The team worked together with Madison’s Olbrich Botanical Gardens’ staff and curator John Wirth to identify which species of plants could be used for the tiny scaffolds. In addition to parsley and orchids, the garden’s staff also found that bamboo, elephant ear plants, and wasabi have structures that would be useful in bioengineering for their shape or other properties. Bulrush was also found to hold promise following examinations of plants in the UW Arboretum.

Human fibroblast cells growing on decellularized parsley.
Image credits Gianluca Fontana / UW-Madison.

Plants form such good scaffolds because their cellular walls are rich in cellulose — probably the most abundant polymer on Earth, as plants use it to form a rough equivalent of our skeleton. The UWM team found that if they strip away all the plant’s cells and chemically treat the left-over cellulose, human stem cells such as fibroblasts are very eager to take up residence in the husks.

Even better, the team observed that stem cells seeded into the scaffolds tended to align to the scaffold’s structure. So it should be possible to use these plant husks to control the structure and alignment of developing human tissues, Murphy says, a critical achievement for muscle or nerve tissues — which don’t work unless correctly aligned and patterned. Since there’s a huge variety of plants — with unique cellulose structures — in nature, we can simply find one that suits our need and use that to tailor the tissues we want.

“Stem cells are sensitive to topography. It influences how cells grow and how well they grow,” Fontana added.

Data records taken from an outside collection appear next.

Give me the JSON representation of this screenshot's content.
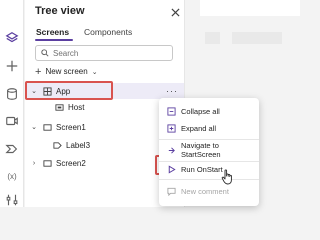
{
  "panel": {
    "title": "Tree view",
    "tabs": [
      {
        "label": "Screens"
      },
      {
        "label": "Components"
      }
    ],
    "search_placeholder": "Search",
    "new_screen_label": "New screen"
  },
  "tree": {
    "items": [
      {
        "label": "App"
      },
      {
        "label": "Host"
      },
      {
        "label": "Screen1"
      },
      {
        "label": "Label3"
      },
      {
        "label": "Screen2"
      }
    ],
    "more_label": "···"
  },
  "context_menu": {
    "items": [
      {
        "label": "Collapse all"
      },
      {
        "label": "Expand all"
      },
      {
        "label": "Navigate to StartScreen"
      },
      {
        "label": "Run OnStart"
      },
      {
        "label": "New comment"
      }
    ]
  },
  "rail": {
    "variables_label": "(x)"
  },
  "colors": {
    "accent": "#5b3fa0",
    "highlight_box": "#d9534f",
    "selected_row": "#edebf7"
  }
}
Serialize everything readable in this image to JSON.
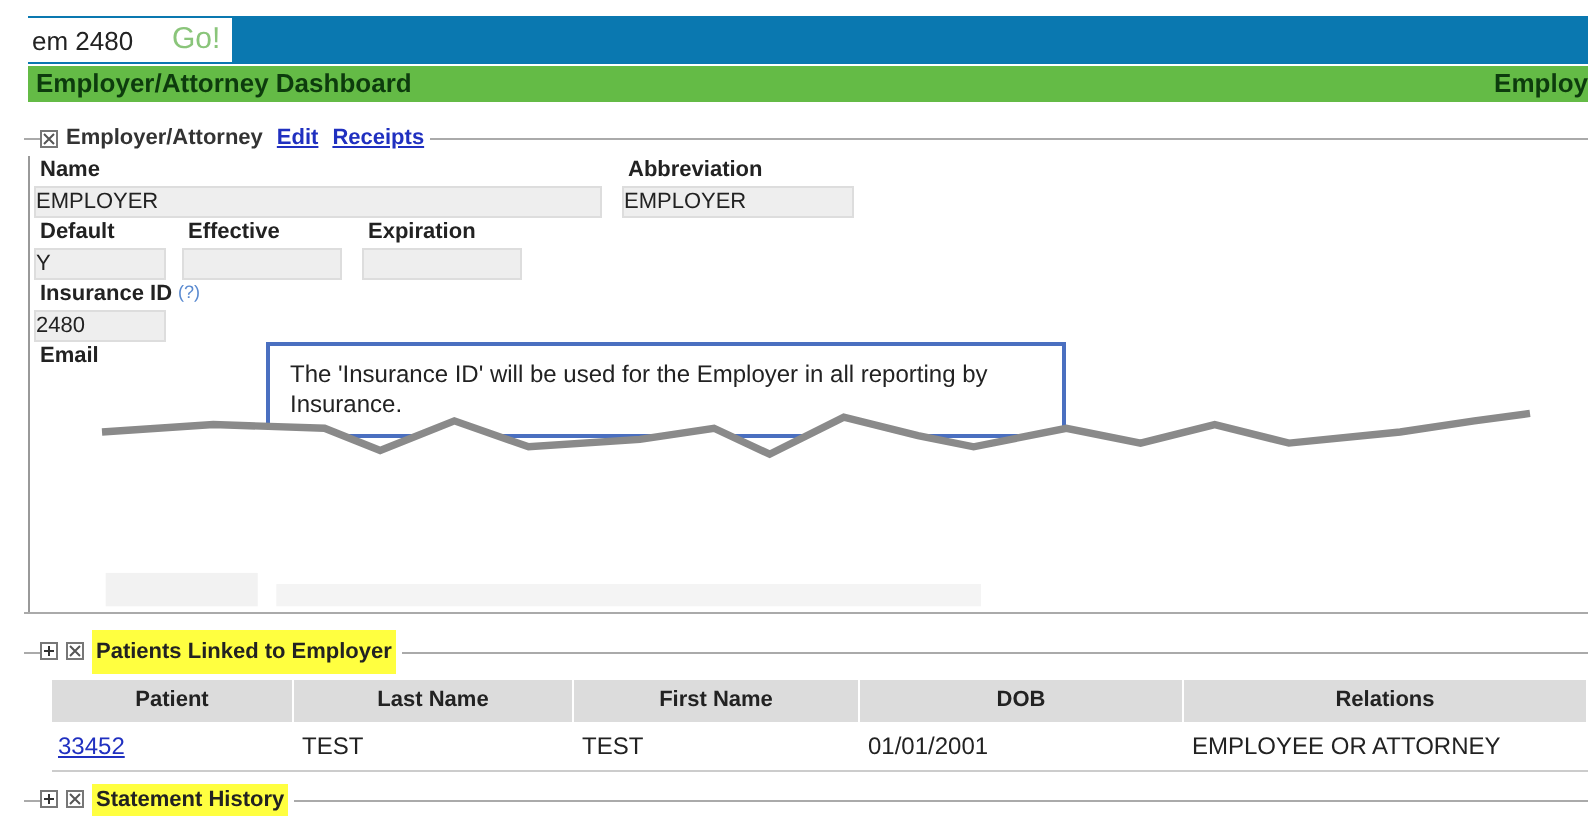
{
  "search": {
    "value": "em 2480",
    "button": "Go!"
  },
  "header": {
    "title": "Employer/Attorney Dashboard",
    "right_title": "Employ"
  },
  "employer_section": {
    "title": "Employer/Attorney",
    "links": [
      "Edit",
      "Receipts"
    ],
    "rows": [
      [
        {
          "kind": "field",
          "label": "Name",
          "value": "EMPLOYER"
        },
        {
          "kind": "field",
          "label": "Abbreviation",
          "value": "EMPLOYER"
        }
      ],
      [
        {
          "kind": "field",
          "label": "Default",
          "value": "Y"
        },
        {
          "kind": "field",
          "label": "Effective"
        },
        {
          "kind": "field",
          "label": "Expiration"
        }
      ],
      [
        {
          "kind": "field",
          "label": "Insurance ID",
          "help": "(?)",
          "value": "2480"
        }
      ],
      [
        {
          "kind": "label",
          "label": "Email"
        }
      ]
    ],
    "tooltip": "The 'Insurance ID' will be used for the Employer in all reporting by Insurance."
  },
  "patients_section": {
    "title": "Patients Linked to Employer",
    "columns": [
      "Patient",
      "Last Name",
      "First Name",
      "DOB",
      "Relations"
    ],
    "rows": [
      [
        "33452",
        "TEST",
        "TEST",
        "01/01/2001",
        "EMPLOYEE OR ATTORNEY"
      ]
    ]
  },
  "statement_section": {
    "title": "Statement History"
  }
}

“The vast diversity in the plant kingdom provides virtually any size and shape of interest,” notes Murphy. “It really seemed obvious. Plants are extraordinarily good at cultivating new tissues and organs, and there are thousands of different plant species readily available. They represent a tremendous feedstock of new materials for tissue engineering applications.”

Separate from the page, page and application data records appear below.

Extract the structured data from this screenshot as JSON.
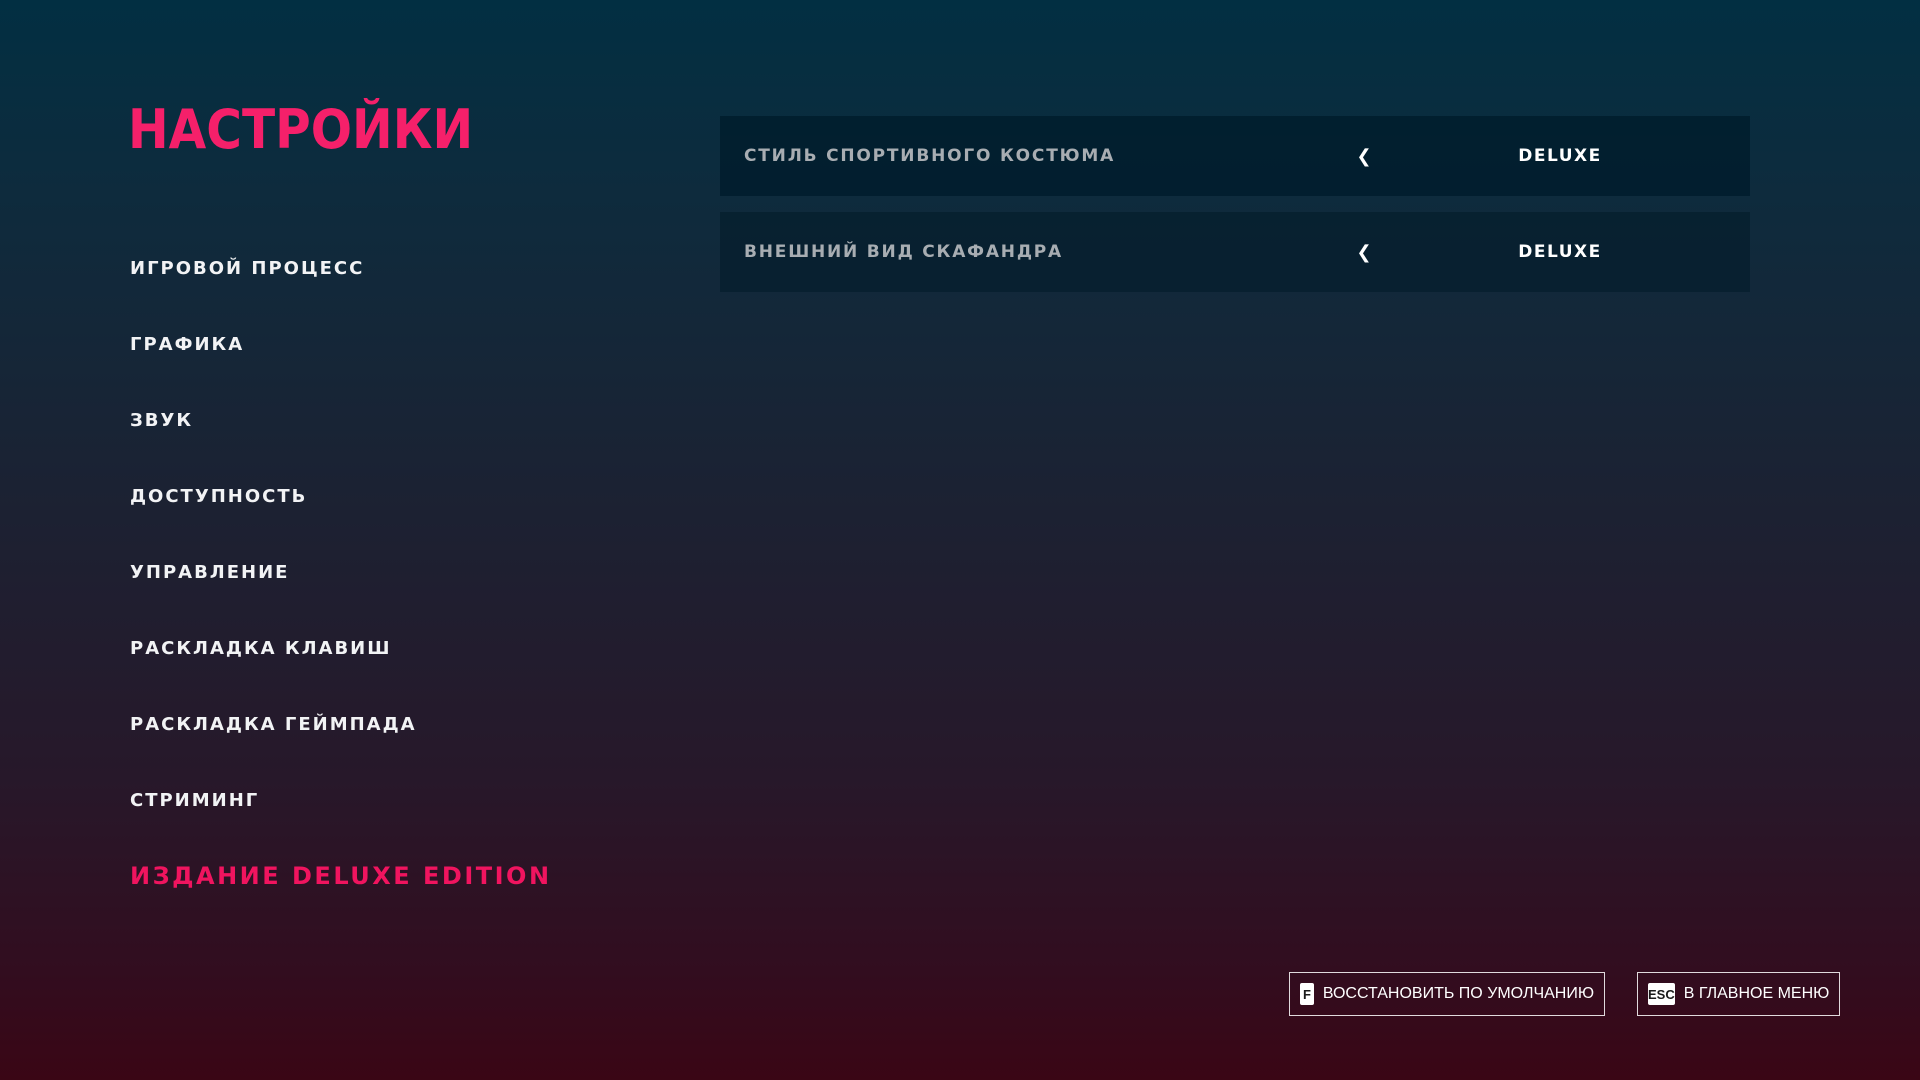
{
  "title": "НАСТРОЙКИ",
  "nav": {
    "items": [
      {
        "label": "ИГРОВОЙ ПРОЦЕСС"
      },
      {
        "label": "ГРАФИКА"
      },
      {
        "label": "ЗВУК"
      },
      {
        "label": "ДОСТУПНОСТЬ"
      },
      {
        "label": "УПРАВЛЕНИЕ"
      },
      {
        "label": "РАСКЛАДКА КЛАВИШ"
      },
      {
        "label": "РАСКЛАДКА ГЕЙМПАДА"
      },
      {
        "label": "СТРИМИНГ"
      },
      {
        "label": "ИЗДАНИЕ DELUXE EDITION",
        "active": true
      }
    ]
  },
  "options": [
    {
      "label": "СТИЛЬ СПОРТИВНОГО КОСТЮМА",
      "arrow": "❮",
      "value": "DELUXE"
    },
    {
      "label": "ВНЕШНИЙ ВИД СКАФАНДРА",
      "arrow": "❮",
      "value": "DELUXE"
    }
  ],
  "footer": {
    "restore": {
      "key": "F",
      "label": "ВОССТАНОВИТЬ ПО УМОЛЧАНИЮ"
    },
    "main_menu": {
      "key": "ESC",
      "label": "В ГЛАВНОЕ МЕНЮ"
    }
  },
  "colors": {
    "accent": "#f0145f",
    "text": "#f2f3f5",
    "option_label": "#a8adb2"
  },
  "icons": {
    "option_arrow": "chevron-left-icon"
  }
}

Another big plus for the plantfolds is how easy they are to produce and work with, being “quite pliable […] easily cut, fashioned, rolled or stacked to form a range of different sizes and shapes,” according to Murphy. They’re also easy and cheap to mass produce as well as renewable on account of being, you know, plants.

So far, these scaffolds seem to hold a huge potential. They’ve yet to be tested in living organisms, but there are plans to do so in the future.

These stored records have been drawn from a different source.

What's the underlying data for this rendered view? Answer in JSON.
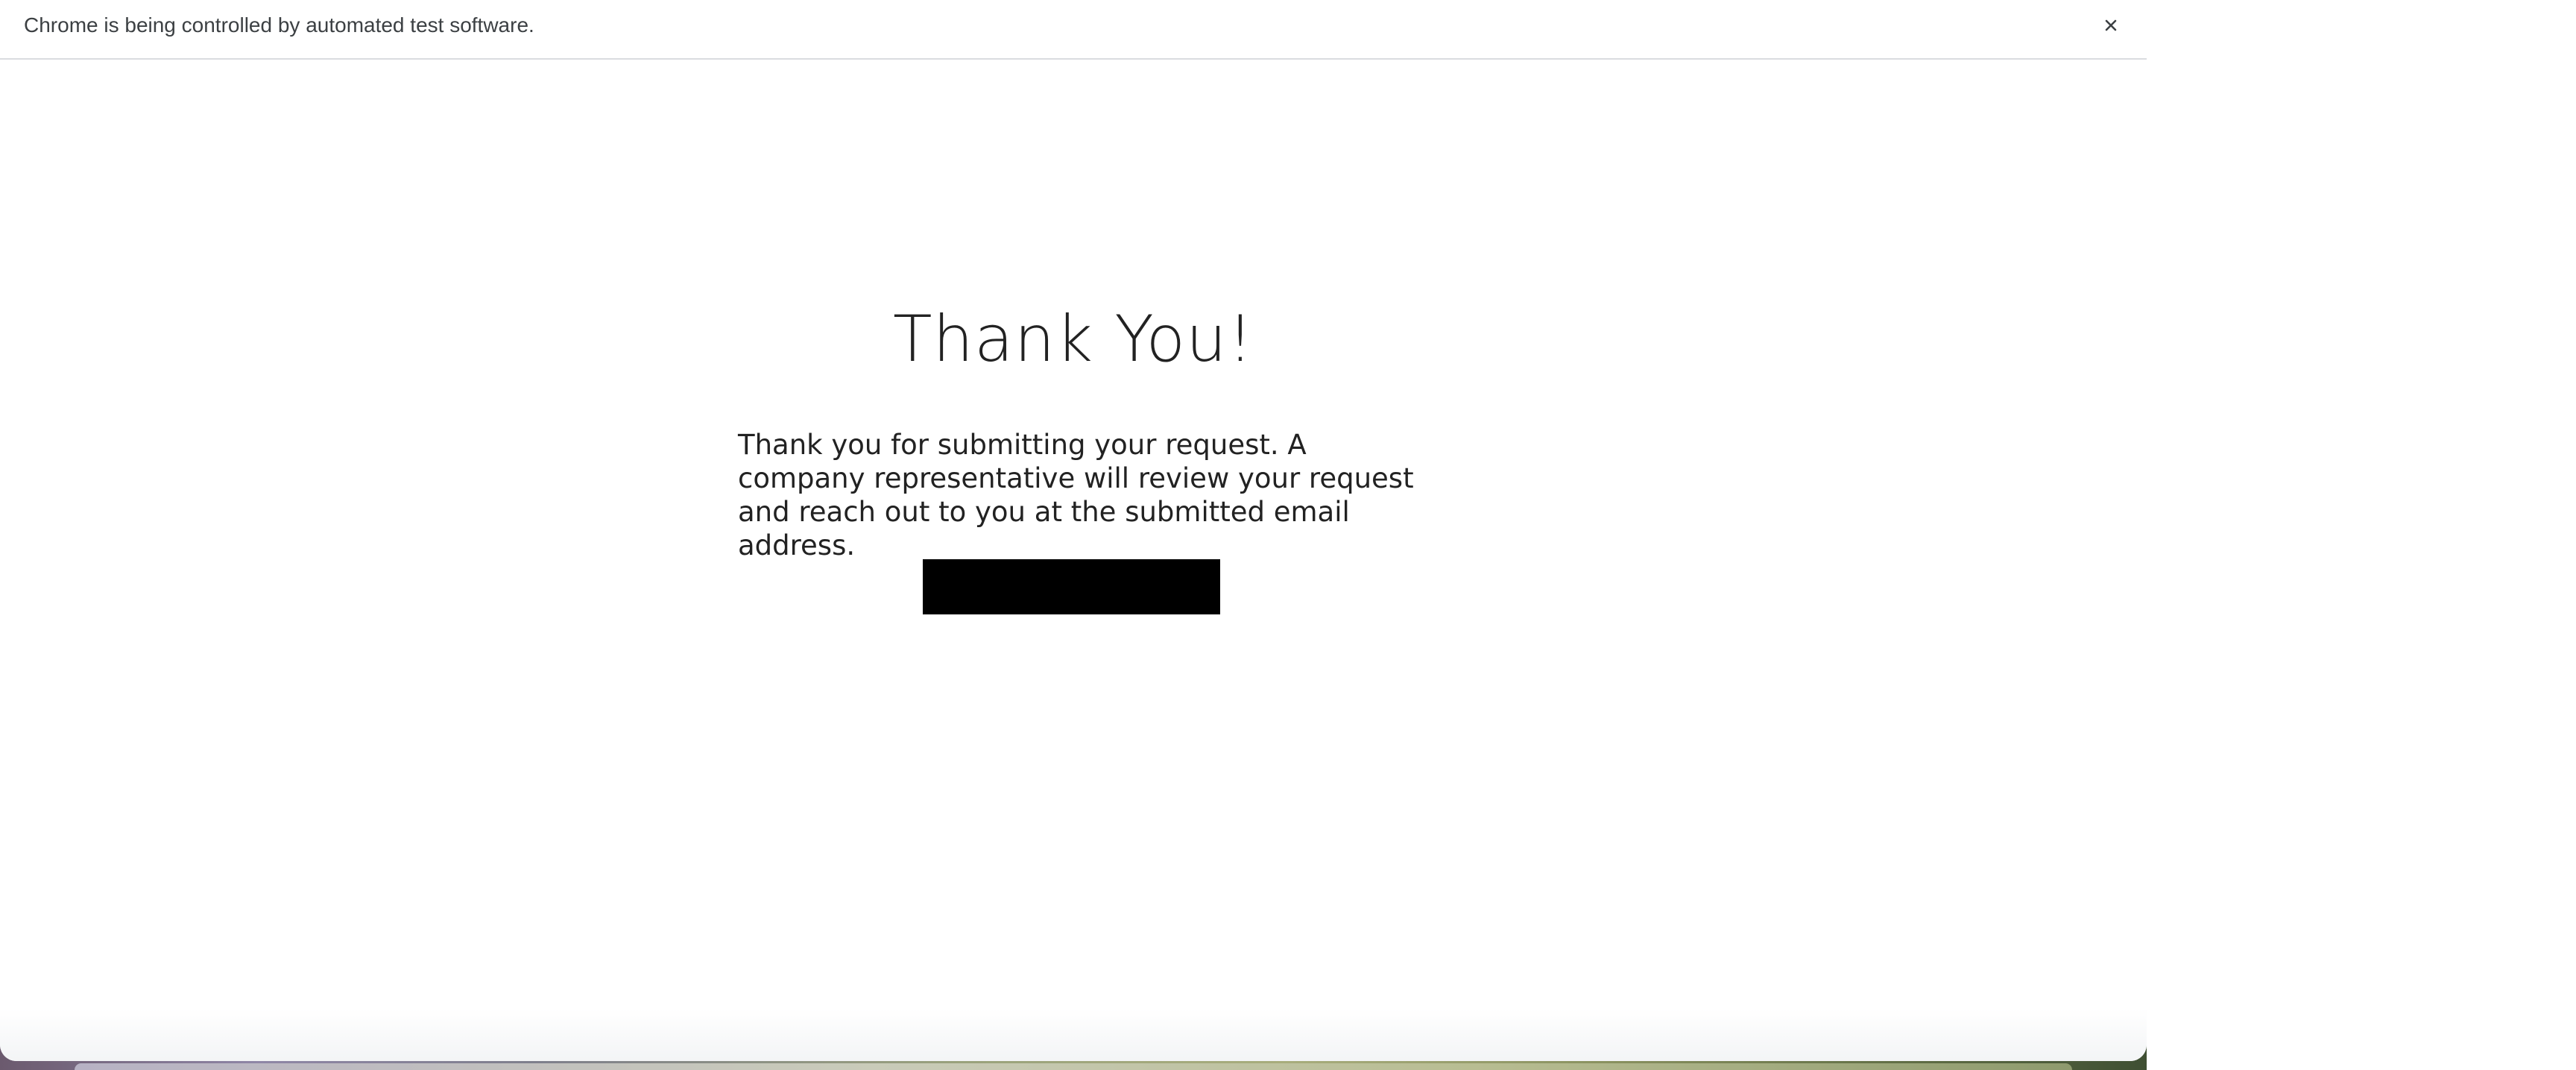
{
  "automation_bar": {
    "message": "Chrome is being controlled by automated test software.",
    "close_icon": "close-icon"
  },
  "page": {
    "heading": "Thank You!",
    "message": "Thank you for submitting your request. A company representative will review your request and reach out to you at the submitted email address.",
    "button_label": ""
  },
  "colors": {
    "background": "#ffffff",
    "text": "#222222",
    "button": "#000000",
    "infobar_text": "#3c4043"
  }
}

The scaffolds have yet to be tested in an animal model, but plans are underway to conduct such studies in the near future.

“Toxicity is unlikely, but there is potential for immune responses if these plant scaffolds are implanted into a mammal,” says Murphy.

“Significant immune responses are less likely in our approach because the plant cells are removed from the scaffolds.”

The full paper “Biomanufacturing Seamless Tubular and Hollow Collagen Scaffolds with Unique Design Features and Biomechanical Properties” has been published in the journal Advanced Healthcare Materials.

Biologists thrilled to find first night-flowering orchid

Somewhere off Papua New Guinea, scientists uncovered the world’s only known orchid to produce flowers at night, only to wither down in daytime.

Out of over 25.000 thousand species of orchids, only a handful of them flower in the evening, but this one, Bulbophyllum nocturnum, is the first and only one that does it at night. Botanist André Schuiteman from the Royal Botanic Gardens in the UK is a member of the team which described this unique flower and hailed it as “another reminder that surprising discoveries can still be made”, even nowadays, when we sometimes think we know everything there is to know on our planet.

“The discovery of Bulbophyllum nocturnum is important for various reasons,” André says. “It demonstrates that there are still gaps in our knowledge of tropical orchids and poses interesting biological questions: Why did night flowering evolve in this particular species and not in other orchid groups? Why does this species flower at night?”

There’s a good reason why generally flowers bloom at day: they rely on insects pollinating them, and insects are active during the day. This problem was solved by the orchid in case – using moths as pollinators; moths are active during the night.

Scientists are still unsure as to why these purple flowers has chosen this nocturnal habit, but, as always, it is most likely that nature has simply found an unoccupied niche and occupied it.